A major bookmaker has sparked controversy with proposals to open a betting shop across the road from Liverpool Town Hall.

Betting firm Ladbrokes has applied for planning permission to carry out a £170,000 revamp of the former Starbucks cafe on the corner of Castle Street.

Ladbrokes have commented that the work will be handled ‘sensitively’ and that the shop will create up to seven jobs.

Although the company has made assurances that it will not use its standard signs, heritage campaigners and councillors have spoken out in opposition to these plans.

They think if the vacant shop is converted it would be “affront to the city’s civic dignity”.

Councillor Nick Small, a cabinet member for enterprise and skills who represents the Central ward, has written a letter objecting to this move.

He has complained that this change is not in keeping with the character of the listed building and would therefore detract from the heritage of Castle Street and surrounding area.

He told JMU Journalism: “Castle Street is one of Liverpool’s most historic streets and part of the World Heritage Site and is recognised as such as part of the new City Centre Strategic Investment Framework.

“Changing the use of the building to allow its use as a betting shop and permitting Ladbrokes to put up a large satellite dish will detract from the unique heritage of Liverpool.

“There is a William Hill betting shop further down Castle Street, but this is much more discreet. The former Starbucks is a key gateway location opposite the Town Hall with a large shopfront.”

Councillors agreed at a recent Neighbourhood Select Committee meeting that there were too many betting shops .

They demanded greater powers to control the spread of bookies across the city.

A spokesman for Ladbrokes said: “We are very conscious of the building’s unique nature and intend to deal with it sensitively without using our standard signage.

“We will make no changes to the windows which we believe to be an excellent feature of the building.

“The satellite dish will be at the rear of the building and totally out of view.

“We will be spending around £170,000 on the premises, creating up to seven new jobs and helping to generate increased footfall for other businesses.”

Starbucks ceased trading and vacated the property at the end of October.

In 2009, supermarket giant Tesco was forced to withdraw its plans to build an Express branch on Hope Street in the face of public objections.

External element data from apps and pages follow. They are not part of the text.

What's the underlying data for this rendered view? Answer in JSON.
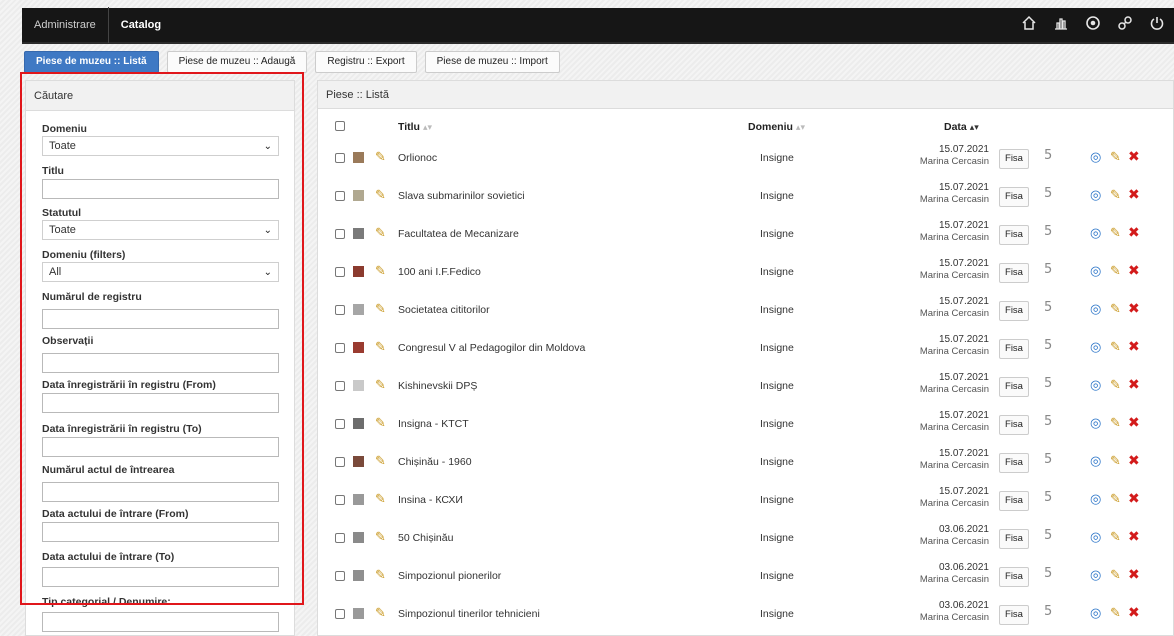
{
  "topbar": {
    "items": [
      "Administrare",
      "Catalog"
    ],
    "icons": [
      "home-icon",
      "stats-icon",
      "settings-icon",
      "link-icon",
      "power-icon"
    ]
  },
  "tabs": [
    {
      "label": "Piese de muzeu :: Listă",
      "active": true
    },
    {
      "label": "Piese de muzeu :: Adaugă",
      "active": false
    },
    {
      "label": "Registru :: Export",
      "active": false
    },
    {
      "label": "Piese de muzeu :: Import",
      "active": false
    }
  ],
  "search": {
    "title": "Căutare",
    "fields": {
      "domeniu": {
        "label": "Domeniu",
        "value": "Toate"
      },
      "titlu": {
        "label": "Titlu",
        "value": ""
      },
      "statutul": {
        "label": "Statutul",
        "value": "Toate"
      },
      "domeniu_filters": {
        "label": "Domeniu (filters)",
        "value": "All"
      },
      "numar_registru": {
        "label": "Numărul de registru",
        "value": ""
      },
      "observatii": {
        "label": "Observații",
        "value": ""
      },
      "data_reg_from": {
        "label": "Data înregistrării în registru (From)",
        "value": ""
      },
      "data_reg_to": {
        "label": "Data înregistrării în registru (To)",
        "value": ""
      },
      "numar_act": {
        "label": "Numărul actul de întrearea",
        "value": ""
      },
      "data_act_from": {
        "label": "Data actului de întrare (From)",
        "value": ""
      },
      "data_act_to": {
        "label": "Data actului de întrare (To)",
        "value": ""
      },
      "tip_categorial": {
        "label": "Tip categorial / Denumire:",
        "value": ""
      }
    }
  },
  "list": {
    "title": "Piese :: Listă",
    "columns": {
      "title": "Titlu",
      "domain": "Domeniu",
      "date": "Data"
    },
    "fisa_label": "Fisa",
    "rows": [
      {
        "title": "Orlionoc",
        "domain": "Insigne",
        "date": "15.07.2021",
        "user": "Marina Cercasin",
        "thumb": "#9a7a5a"
      },
      {
        "title": "Slava submarinilor sovietici",
        "domain": "Insigne",
        "date": "15.07.2021",
        "user": "Marina Cercasin",
        "thumb": "#b0a890"
      },
      {
        "title": "Facultatea de Mecanizare",
        "domain": "Insigne",
        "date": "15.07.2021",
        "user": "Marina Cercasin",
        "thumb": "#7a7a7a"
      },
      {
        "title": "100 ani I.F.Fedico",
        "domain": "Insigne",
        "date": "15.07.2021",
        "user": "Marina Cercasin",
        "thumb": "#8b3a2e"
      },
      {
        "title": "Societatea cititorilor",
        "domain": "Insigne",
        "date": "15.07.2021",
        "user": "Marina Cercasin",
        "thumb": "#a6a6a6"
      },
      {
        "title": "Congresul V al Pedagogilor din Moldova",
        "domain": "Insigne",
        "date": "15.07.2021",
        "user": "Marina Cercasin",
        "thumb": "#9a3b30"
      },
      {
        "title": "Kishinevskii DPȘ",
        "domain": "Insigne",
        "date": "15.07.2021",
        "user": "Marina Cercasin",
        "thumb": "#c9c9c9"
      },
      {
        "title": "Insigna - KTCT",
        "domain": "Insigne",
        "date": "15.07.2021",
        "user": "Marina Cercasin",
        "thumb": "#6d6d6d"
      },
      {
        "title": "Chișinău - 1960",
        "domain": "Insigne",
        "date": "15.07.2021",
        "user": "Marina Cercasin",
        "thumb": "#7a4a3a"
      },
      {
        "title": "Insina - КСХИ",
        "domain": "Insigne",
        "date": "15.07.2021",
        "user": "Marina Cercasin",
        "thumb": "#999999"
      },
      {
        "title": "50 Chișinău",
        "domain": "Insigne",
        "date": "03.06.2021",
        "user": "Marina Cercasin",
        "thumb": "#8a8a8a"
      },
      {
        "title": "Simpozionul pionerilor",
        "domain": "Insigne",
        "date": "03.06.2021",
        "user": "Marina Cercasin",
        "thumb": "#8f8f8f"
      },
      {
        "title": "Simpozionul tinerilor tehnicieni",
        "domain": "Insigne",
        "date": "03.06.2021",
        "user": "Marina Cercasin",
        "thumb": "#9a9a9a"
      }
    ]
  },
  "colors": {
    "accent": "#3f79c4",
    "highlight": "#e0161b",
    "delete": "#d31b1b",
    "view": "#2a74c8",
    "edit": "#c7951a"
  }
}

Tesco withdrew its planning application as it was deemed that its designs were not in keeping with the historic street and conservation area.

About Joshua Nevett, JMU Journalism